Things to Consider:
First, make an honest assessment of yourself. For example, there are different types of “intelligence”, a theory founded by Harvard psychologist, Howard Gardner, which explains that everyone has natural strengths in different areas. There are ways to forge new paths and use our natural skills to our advantage. You might use this information to help guide your view.
A career choice may seem great from afar, but not up close. Seek out people working in your area of interest. Ask them about the pros and cons of their field. Inquire about volunteering or shadowing them at work. Can you see yourself enjoying doing their job? (Note: Colleges place a high value on volunteer work.)
Explore the Historically Black Colleges and Universities (HBCUs.) Their reputation of academic excellence, dedicated faculty, a welcoming environment and peer group, and financial affordability are strong incentives.
Find out about the skilled trades (e.g., electrician, plumbing, air-conditioning/heating. mechanic, masonry, carpentry, etc.) Some trade programs offer free or reduced tuition and/or internships or paid apprenticeships. Some programs are actively seeking minority candidates, who have historically been under-represented and unfamiliar with these opportunities for stable good paying jobs.
Find out the salary range for your field of interest, what the job market looks like now and predictably in the future. But don’t make your choice just about the money.
Dream big, but be strategic and realistic. Apply to colleges in each tier: highly selective/Ivy League, mid-level private and public, and less competitive private and public colleges.
Community college or two-year degree programs can be a great destination or a path to entry into four-year colleges that accept transfer credits. Your choice.

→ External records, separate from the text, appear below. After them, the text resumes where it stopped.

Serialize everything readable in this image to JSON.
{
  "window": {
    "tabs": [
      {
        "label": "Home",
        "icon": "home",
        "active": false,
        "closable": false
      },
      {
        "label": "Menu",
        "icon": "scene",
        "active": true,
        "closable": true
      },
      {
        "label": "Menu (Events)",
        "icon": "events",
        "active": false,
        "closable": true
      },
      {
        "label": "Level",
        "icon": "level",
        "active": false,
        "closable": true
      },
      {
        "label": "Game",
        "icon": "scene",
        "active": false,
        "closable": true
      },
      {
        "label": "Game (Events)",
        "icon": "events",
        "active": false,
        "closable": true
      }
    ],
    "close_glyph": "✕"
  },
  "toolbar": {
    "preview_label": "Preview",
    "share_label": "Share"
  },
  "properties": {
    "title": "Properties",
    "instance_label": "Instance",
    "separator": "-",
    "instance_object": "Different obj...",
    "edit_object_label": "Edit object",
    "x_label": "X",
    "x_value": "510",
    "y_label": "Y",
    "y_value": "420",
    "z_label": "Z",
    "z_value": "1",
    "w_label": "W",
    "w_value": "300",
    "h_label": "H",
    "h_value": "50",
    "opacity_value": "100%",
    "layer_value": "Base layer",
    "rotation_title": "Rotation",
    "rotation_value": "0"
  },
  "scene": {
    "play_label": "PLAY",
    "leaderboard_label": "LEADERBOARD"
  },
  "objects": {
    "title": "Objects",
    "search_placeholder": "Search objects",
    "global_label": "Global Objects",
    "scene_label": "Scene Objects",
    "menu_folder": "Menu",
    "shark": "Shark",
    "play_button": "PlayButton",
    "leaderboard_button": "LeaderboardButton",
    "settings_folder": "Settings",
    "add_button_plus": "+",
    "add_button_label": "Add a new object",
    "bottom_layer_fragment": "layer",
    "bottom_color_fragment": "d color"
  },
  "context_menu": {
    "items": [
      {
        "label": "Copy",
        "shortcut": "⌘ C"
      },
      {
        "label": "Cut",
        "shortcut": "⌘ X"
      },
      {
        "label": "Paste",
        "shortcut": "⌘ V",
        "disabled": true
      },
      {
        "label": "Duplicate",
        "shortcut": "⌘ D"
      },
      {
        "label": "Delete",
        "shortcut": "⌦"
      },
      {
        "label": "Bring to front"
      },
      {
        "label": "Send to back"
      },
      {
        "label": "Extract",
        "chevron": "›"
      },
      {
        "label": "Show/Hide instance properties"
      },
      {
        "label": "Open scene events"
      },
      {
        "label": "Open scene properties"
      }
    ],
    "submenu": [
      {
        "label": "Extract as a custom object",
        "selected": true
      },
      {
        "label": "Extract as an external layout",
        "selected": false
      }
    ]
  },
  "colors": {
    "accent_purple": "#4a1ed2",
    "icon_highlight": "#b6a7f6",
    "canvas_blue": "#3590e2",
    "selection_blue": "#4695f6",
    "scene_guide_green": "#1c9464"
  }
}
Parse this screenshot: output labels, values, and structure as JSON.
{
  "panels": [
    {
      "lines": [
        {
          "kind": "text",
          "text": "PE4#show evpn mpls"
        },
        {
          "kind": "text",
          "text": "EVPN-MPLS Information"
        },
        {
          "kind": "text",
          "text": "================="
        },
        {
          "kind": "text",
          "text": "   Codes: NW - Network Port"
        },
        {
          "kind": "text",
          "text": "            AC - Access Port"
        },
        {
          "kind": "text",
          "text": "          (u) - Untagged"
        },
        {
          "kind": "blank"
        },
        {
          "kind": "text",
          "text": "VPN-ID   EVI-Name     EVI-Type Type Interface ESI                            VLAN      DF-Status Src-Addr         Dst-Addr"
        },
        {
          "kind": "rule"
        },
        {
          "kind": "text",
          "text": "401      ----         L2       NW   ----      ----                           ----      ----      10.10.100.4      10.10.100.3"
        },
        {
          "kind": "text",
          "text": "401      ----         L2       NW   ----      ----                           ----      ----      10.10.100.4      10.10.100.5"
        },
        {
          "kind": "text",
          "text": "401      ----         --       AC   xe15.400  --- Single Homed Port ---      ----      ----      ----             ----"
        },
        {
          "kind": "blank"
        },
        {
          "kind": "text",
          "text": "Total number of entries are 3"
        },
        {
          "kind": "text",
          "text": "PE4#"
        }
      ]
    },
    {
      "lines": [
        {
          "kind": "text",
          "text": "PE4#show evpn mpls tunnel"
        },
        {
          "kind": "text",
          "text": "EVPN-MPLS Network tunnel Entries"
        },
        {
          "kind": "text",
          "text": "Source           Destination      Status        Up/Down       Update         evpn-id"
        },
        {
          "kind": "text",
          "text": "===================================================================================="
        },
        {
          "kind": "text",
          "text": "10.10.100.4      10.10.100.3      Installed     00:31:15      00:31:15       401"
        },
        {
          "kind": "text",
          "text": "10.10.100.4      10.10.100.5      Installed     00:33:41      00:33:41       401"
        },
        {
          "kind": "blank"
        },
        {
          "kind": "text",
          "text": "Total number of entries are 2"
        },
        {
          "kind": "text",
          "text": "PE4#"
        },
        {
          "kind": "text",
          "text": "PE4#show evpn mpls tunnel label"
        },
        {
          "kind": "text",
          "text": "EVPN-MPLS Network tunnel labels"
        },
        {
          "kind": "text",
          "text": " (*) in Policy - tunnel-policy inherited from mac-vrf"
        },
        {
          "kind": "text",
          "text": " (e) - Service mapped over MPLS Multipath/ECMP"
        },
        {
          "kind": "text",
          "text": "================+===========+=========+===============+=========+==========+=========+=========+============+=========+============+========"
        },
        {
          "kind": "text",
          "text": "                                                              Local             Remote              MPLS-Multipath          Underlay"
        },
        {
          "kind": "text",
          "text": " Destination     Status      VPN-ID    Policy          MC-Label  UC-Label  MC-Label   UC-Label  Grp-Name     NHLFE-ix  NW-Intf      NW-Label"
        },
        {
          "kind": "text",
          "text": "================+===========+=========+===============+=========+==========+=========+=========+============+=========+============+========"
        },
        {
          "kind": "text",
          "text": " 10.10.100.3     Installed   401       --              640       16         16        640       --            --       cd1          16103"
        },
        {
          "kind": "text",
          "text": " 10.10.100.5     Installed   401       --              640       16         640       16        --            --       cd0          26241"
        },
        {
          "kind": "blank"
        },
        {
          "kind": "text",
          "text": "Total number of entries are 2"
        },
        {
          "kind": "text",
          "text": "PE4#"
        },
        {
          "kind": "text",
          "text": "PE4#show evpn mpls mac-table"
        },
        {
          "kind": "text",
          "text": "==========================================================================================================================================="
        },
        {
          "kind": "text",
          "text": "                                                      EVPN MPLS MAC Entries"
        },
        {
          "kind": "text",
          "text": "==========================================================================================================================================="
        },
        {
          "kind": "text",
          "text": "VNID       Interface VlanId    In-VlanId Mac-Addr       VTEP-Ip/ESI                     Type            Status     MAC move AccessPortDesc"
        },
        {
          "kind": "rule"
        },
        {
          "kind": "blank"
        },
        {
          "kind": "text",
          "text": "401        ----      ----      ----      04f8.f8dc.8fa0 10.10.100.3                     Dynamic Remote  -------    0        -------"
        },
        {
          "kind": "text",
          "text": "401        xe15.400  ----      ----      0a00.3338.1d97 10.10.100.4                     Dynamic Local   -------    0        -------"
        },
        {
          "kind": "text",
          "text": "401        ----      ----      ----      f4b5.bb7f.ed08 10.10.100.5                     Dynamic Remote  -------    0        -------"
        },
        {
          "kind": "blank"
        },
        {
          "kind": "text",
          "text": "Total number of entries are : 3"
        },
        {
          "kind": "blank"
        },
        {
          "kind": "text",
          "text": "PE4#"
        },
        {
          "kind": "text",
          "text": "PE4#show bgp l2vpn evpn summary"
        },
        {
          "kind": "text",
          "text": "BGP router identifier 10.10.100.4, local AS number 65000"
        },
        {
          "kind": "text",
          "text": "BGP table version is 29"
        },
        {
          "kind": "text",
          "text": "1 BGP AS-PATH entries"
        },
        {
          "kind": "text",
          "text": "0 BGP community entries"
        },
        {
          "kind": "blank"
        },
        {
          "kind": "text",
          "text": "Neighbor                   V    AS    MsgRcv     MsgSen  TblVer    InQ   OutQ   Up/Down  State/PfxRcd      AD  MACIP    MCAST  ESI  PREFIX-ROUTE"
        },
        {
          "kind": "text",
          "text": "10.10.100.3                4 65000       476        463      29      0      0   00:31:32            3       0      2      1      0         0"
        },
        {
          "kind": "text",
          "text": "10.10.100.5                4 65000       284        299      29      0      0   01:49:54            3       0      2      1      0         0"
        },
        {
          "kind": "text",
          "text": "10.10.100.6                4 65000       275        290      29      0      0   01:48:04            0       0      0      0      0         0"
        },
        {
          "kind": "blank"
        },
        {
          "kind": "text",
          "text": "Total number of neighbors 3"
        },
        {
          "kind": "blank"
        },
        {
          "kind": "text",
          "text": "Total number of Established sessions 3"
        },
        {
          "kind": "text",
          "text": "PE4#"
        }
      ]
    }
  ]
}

If you’re already in the workforce and want to attend college, consider evening classes, unique tuition free programs, as well as online degree programs. But be sure to research them thoroughly before applying to ensure they are fully accredited by a legitimate board.
Embrace writing the college application essay. Your story is worth telling and you don’t have to write like Shakespeare. Remember that the Supreme Court ruling allows you to talk about your race or ethnicity in your essay, provided it's concretely tied to a quality of your character or a unique ability that you can contribute to the university. Don’t hesitate to talk about it.
Maintain and establish relationships with those who support your goals and believe in you. Listen to constructive feedback from everyone including teachers, school counselors, friends, family, and mentors. But don’t be dissuaded by unwarranted negativity.
Remember, we do not need to squeeze into spaces that don’t fit us, and we should never stop striving for success!
Hope you’ll join me next time.
Sanaa Scott-Wheeler is a senior, majoring in Sociology at Arcadia University in Glenside, PA. She has a special interest in traveling the world, expanding her knowledge of different. cultures, theater and film, and is studying acting at Playhouse West Philadelphia.